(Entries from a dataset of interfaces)
+-------+

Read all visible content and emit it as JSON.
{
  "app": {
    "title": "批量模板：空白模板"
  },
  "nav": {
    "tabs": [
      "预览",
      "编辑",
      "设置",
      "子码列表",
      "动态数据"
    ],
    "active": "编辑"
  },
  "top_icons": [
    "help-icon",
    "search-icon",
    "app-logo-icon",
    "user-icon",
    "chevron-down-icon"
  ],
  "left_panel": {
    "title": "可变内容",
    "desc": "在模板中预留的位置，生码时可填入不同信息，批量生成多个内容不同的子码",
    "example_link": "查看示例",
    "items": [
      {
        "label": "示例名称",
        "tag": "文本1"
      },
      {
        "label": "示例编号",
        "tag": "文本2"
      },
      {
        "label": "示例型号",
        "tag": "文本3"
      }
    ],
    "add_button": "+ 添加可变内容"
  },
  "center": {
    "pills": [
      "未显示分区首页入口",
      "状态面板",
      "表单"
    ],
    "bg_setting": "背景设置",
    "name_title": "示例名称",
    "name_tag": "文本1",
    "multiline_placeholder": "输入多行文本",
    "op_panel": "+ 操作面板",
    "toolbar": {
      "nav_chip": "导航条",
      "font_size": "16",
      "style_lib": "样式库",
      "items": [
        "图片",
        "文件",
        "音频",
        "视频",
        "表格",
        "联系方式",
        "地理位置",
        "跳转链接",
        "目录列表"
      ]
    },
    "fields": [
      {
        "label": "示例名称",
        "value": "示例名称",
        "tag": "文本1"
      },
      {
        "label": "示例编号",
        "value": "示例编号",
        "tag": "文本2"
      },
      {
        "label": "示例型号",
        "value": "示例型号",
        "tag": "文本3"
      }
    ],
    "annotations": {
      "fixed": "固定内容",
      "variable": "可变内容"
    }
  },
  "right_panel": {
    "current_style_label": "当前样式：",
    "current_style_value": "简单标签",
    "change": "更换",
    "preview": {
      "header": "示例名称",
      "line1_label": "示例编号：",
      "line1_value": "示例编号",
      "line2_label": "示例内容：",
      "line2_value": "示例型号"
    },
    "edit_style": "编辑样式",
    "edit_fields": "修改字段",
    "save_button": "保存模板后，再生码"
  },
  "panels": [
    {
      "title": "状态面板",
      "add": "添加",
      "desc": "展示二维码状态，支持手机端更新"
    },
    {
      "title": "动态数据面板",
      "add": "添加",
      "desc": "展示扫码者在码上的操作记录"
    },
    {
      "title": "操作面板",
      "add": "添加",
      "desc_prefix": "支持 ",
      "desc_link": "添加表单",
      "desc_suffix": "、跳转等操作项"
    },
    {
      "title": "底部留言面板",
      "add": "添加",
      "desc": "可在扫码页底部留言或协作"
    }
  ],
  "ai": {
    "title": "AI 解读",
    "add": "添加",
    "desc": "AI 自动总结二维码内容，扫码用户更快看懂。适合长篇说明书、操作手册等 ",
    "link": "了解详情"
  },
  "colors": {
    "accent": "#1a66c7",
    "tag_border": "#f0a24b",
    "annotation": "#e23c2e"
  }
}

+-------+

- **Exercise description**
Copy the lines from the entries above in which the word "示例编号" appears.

- **Response to the exercise**
        "label": "示例编号",
        "label": "示例编号",
        "value": "示例编号",
      "line1_label": "示例编号：",
      "line1_value": "示例编号",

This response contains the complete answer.